Konjac Root Powder 100 gms
Konjac or "Konnyaku" paste has been used for centuries to coat paper (especially in making kamiko paper clothing). The treated paper is called momigami kneaded paper or kyoseishi strong paper. Once dry, the paper becomes more wind and water-resistant, improving heat retention while remaining breathable. After application and drying, the process adds texture, strength, and durability - great for book covers, stitching, dyeing, and any piece requiring strength and more flexibility.
Instructions for Use
There are various recipes for powder to water ratio. They all seem to work to one degree or another. A recipe using 5grams (1 tsp) of konjac powder to 1-quart water will strengthen the paper before the dyeing process.
30grams (2 Tbsp) of konjac powder to 1-quart water works well for kyoseishi or momigami. If this is your first time, start with 5grams (1 tsp) of konjac powder to 2 cups of water and, if too thick, add up to two more cups of water.
Room temperature water
Spoon to mix the paste
Teaspoon, tablespoon & cup measure
Bristle paintbrush to apply paste (nix the sponge brush idea)
Washi (Kozo is great)
Plastic sheet to protect your working surface
Dissolve Konjac powder in room temperature water. Consistently stir while adding powder, a little at a time. Mix 20 minutes to prevent lumps. Occasional stirring for the next couple of hours is needed.
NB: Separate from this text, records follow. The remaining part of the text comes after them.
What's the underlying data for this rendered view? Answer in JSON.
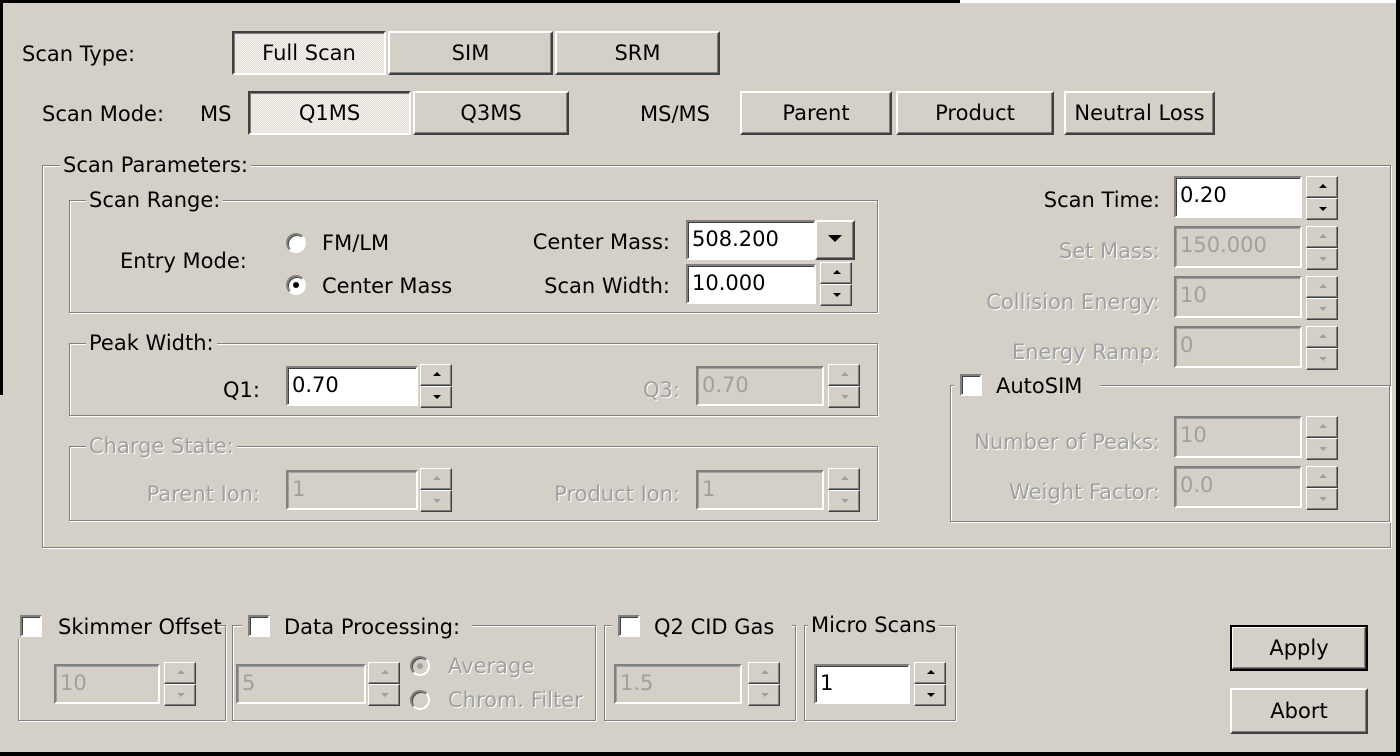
{
  "scan_type": {
    "label": "Scan Type:",
    "buttons": [
      "Full Scan",
      "SIM",
      "SRM"
    ],
    "selected": "Full Scan"
  },
  "scan_mode": {
    "label": "Scan Mode:",
    "ms_label": "MS",
    "msms_label": "MS/MS",
    "ms_buttons": [
      "Q1MS",
      "Q3MS"
    ],
    "msms_buttons": [
      "Parent",
      "Product",
      "Neutral Loss"
    ],
    "selected": "Q1MS"
  },
  "scan_parameters": {
    "title": "Scan Parameters:",
    "scan_range": {
      "title": "Scan Range:",
      "entry_mode_label": "Entry Mode:",
      "options": [
        "FM/LM",
        "Center Mass"
      ],
      "selected": "Center Mass",
      "center_mass_label": "Center Mass:",
      "center_mass_value": "508.200",
      "scan_width_label": "Scan Width:",
      "scan_width_value": "10.000"
    },
    "peak_width": {
      "title": "Peak Width:",
      "q1_label": "Q1:",
      "q1_value": "0.70",
      "q3_label": "Q3:",
      "q3_value": "0.70"
    },
    "charge_state": {
      "title": "Charge State:",
      "parent_ion_label": "Parent Ion:",
      "parent_ion_value": "1",
      "product_ion_label": "Product Ion:",
      "product_ion_value": "1"
    },
    "scan_time_label": "Scan Time:",
    "scan_time_value": "0.20",
    "set_mass_label": "Set Mass:",
    "set_mass_value": "150.000",
    "collision_energy_label": "Collision Energy:",
    "collision_energy_value": "10",
    "energy_ramp_label": "Energy Ramp:",
    "energy_ramp_value": "0",
    "autosim": {
      "title": "AutoSIM",
      "number_of_peaks_label": "Number of Peaks:",
      "number_of_peaks_value": "10",
      "weight_factor_label": "Weight Factor:",
      "weight_factor_value": "0.0"
    }
  },
  "bottom": {
    "skimmer_offset": {
      "label": "Skimmer Offset",
      "value": "10"
    },
    "data_processing": {
      "label": "Data Processing:",
      "value": "5",
      "options": [
        "Average",
        "Chrom. Filter"
      ],
      "selected": "Average"
    },
    "q2_cid_gas": {
      "label": "Q2 CID Gas",
      "value": "1.5"
    },
    "micro_scans": {
      "label": "Micro Scans",
      "value": "1"
    }
  },
  "actions": {
    "apply_label": "Apply",
    "abort_label": "Abort"
  },
  "colors": {
    "face": "#d4d0c8",
    "disabled_text": "#a0a0a0"
  }
}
The paste is ready when thick, smooth, and particles have dissolved. You don’t need to heat the mixture. You can dilute if the paper you use is on the delicate side.
Recipes and processes differ slightly. You will find what works best for your desired outcome. You may carefully crumple paper before application or after. Use a wide paintbrush to apply paste to both sides of paper. Fold the paper’s corners into the center and crumple the sheet into a loose ball. Place aside on plastic and proceed to another sheet, repeating process. When you have finished the first application, take each sheet, and pack it into a ball, turning, squeezing, and crumpling carefully. Open each sheet and rub it against itself, paper to paper, all over. Flatten and lightly stretch each sheet. Lay flat to dry.
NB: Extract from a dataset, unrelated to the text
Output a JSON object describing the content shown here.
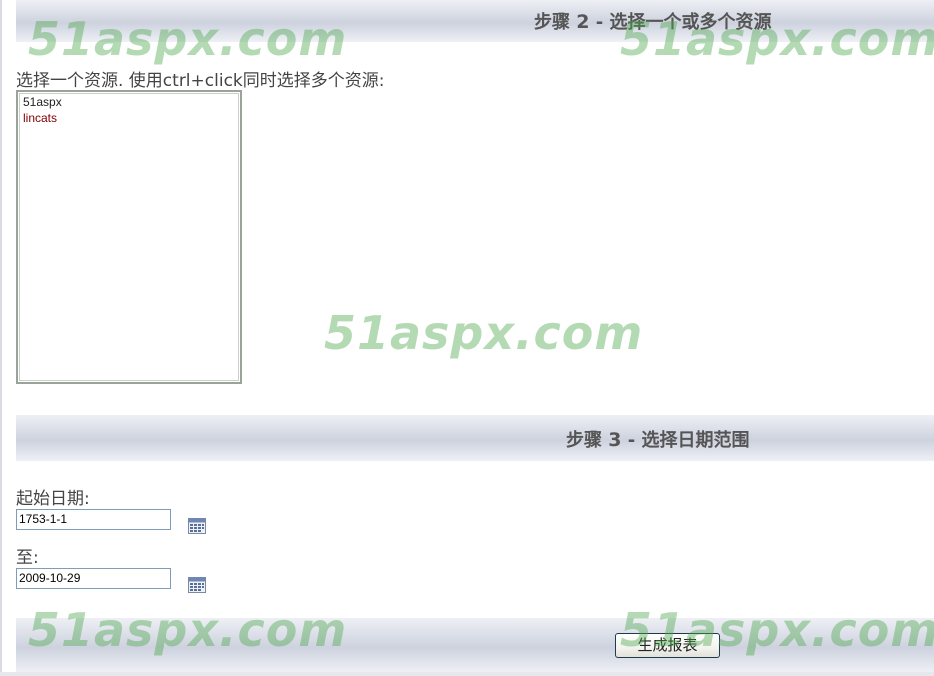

If using konjac paste to pre-treat paper for dyeing, the solution may be further diluted and crumpling omitted.
Papers can be crumpled once dried and are especially useful for more delicate sheets.
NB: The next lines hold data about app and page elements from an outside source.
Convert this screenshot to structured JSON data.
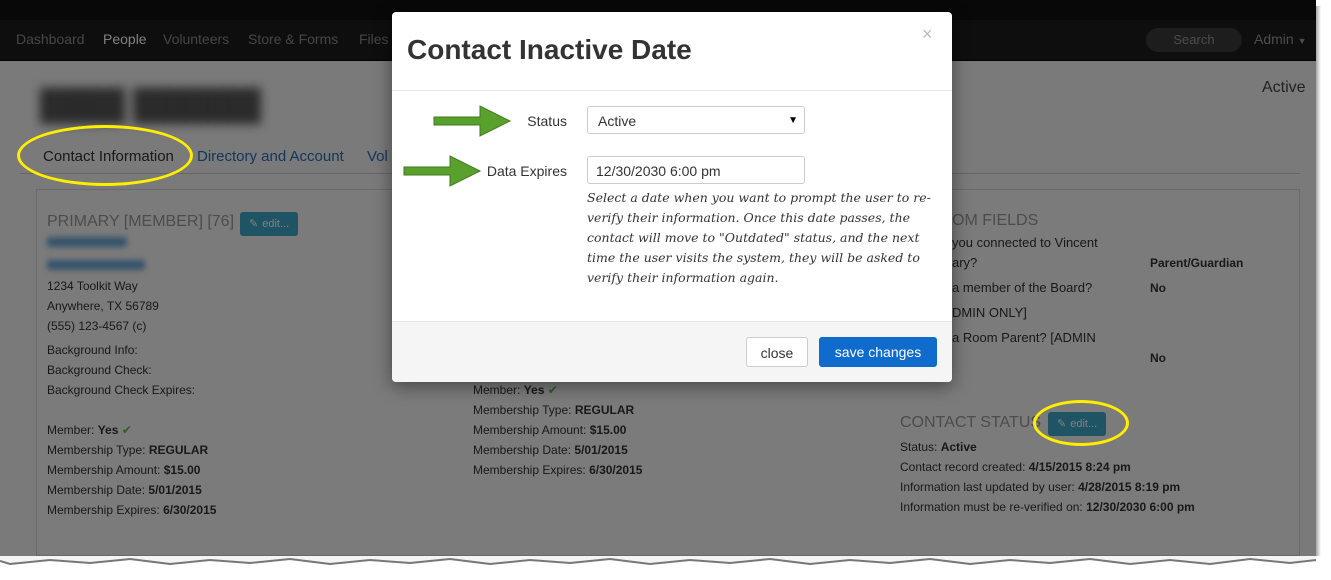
{
  "navbar": {
    "items": [
      "Dashboard",
      "People",
      "Volunteers",
      "Store & Forms",
      "Files"
    ],
    "active": "People",
    "search_placeholder": "Search",
    "admin_label": "Admin"
  },
  "page": {
    "status": "Active",
    "tabs": [
      "Contact Information",
      "Directory and Account",
      "Vol"
    ]
  },
  "primary": {
    "title": "PRIMARY [MEMBER] [76]",
    "edit_label": "edit...",
    "address": [
      "1234 Toolkit Way",
      "Anywhere, TX 56789",
      "(555) 123-4567 (c)"
    ],
    "background": [
      "Background Info:",
      "Background Check:",
      "Background Check Expires:"
    ],
    "member_label": "Member:",
    "member_value": "Yes",
    "membership_type_label": "Membership Type:",
    "membership_type_value": "REGULAR",
    "membership_amount_label": "Membership Amount:",
    "membership_amount_value": "$15.00",
    "membership_date_label": "Membership Date:",
    "membership_date_value": "5/01/2015",
    "membership_expires_label": "Membership Expires:",
    "membership_expires_value": "6/30/2015"
  },
  "secondary": {
    "member_label": "Member:",
    "member_value": "Yes",
    "membership_type_label": "Membership Type:",
    "membership_type_value": "REGULAR",
    "membership_amount_label": "Membership Amount:",
    "membership_amount_value": "$15.00",
    "membership_date_label": "Membership Date:",
    "membership_date_value": "5/01/2015",
    "membership_expires_label": "Membership Expires:",
    "membership_expires_value": "6/30/2015"
  },
  "custom_fields": {
    "title": "OM FIELDS",
    "q1_line1": "you connected to Vincent",
    "q1_line2": "ary?",
    "q1_value": "Parent/Guardian",
    "q2_line1": "a member of the Board?",
    "q2_value": "No",
    "q2_line2": "DMIN ONLY]",
    "q3_line1": "a Room Parent? [ADMIN",
    "q3_value": "No"
  },
  "contact_status": {
    "title": "CONTACT STATUS",
    "edit_label": "edit...",
    "status_label": "Status:",
    "status_value": "Active",
    "created_label": "Contact record created:",
    "created_value": "4/15/2015 8:24 pm",
    "updated_label": "Information last updated by user:",
    "updated_value": "4/28/2015 8:19 pm",
    "reverify_label": "Information must be re-verified on:",
    "reverify_value": "12/30/2030 6:00 pm"
  },
  "modal": {
    "title": "Contact Inactive Date",
    "close_icon": "×",
    "status_label": "Status",
    "status_value": "Active",
    "expires_label": "Data Expires",
    "expires_value": "12/30/2030 6:00 pm",
    "help_text": "Select a date when you want to prompt the user to re-verify their information. Once this date passes, the contact will move to \"Outdated\" status, and the next time the user visits the system, they will be asked to verify their information again.",
    "close_button": "close",
    "save_button": "save changes"
  },
  "colors": {
    "highlight": "#ffee00",
    "arrow": "#5aa02c",
    "primary_button": "#0f6ccc",
    "edit_button": "#3fa9c9"
  }
}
A treatment of konjac paste gives strength to washi, particularly wet-strength, so when the washi goes into a dye bath, the sheets stay strong and do not break down.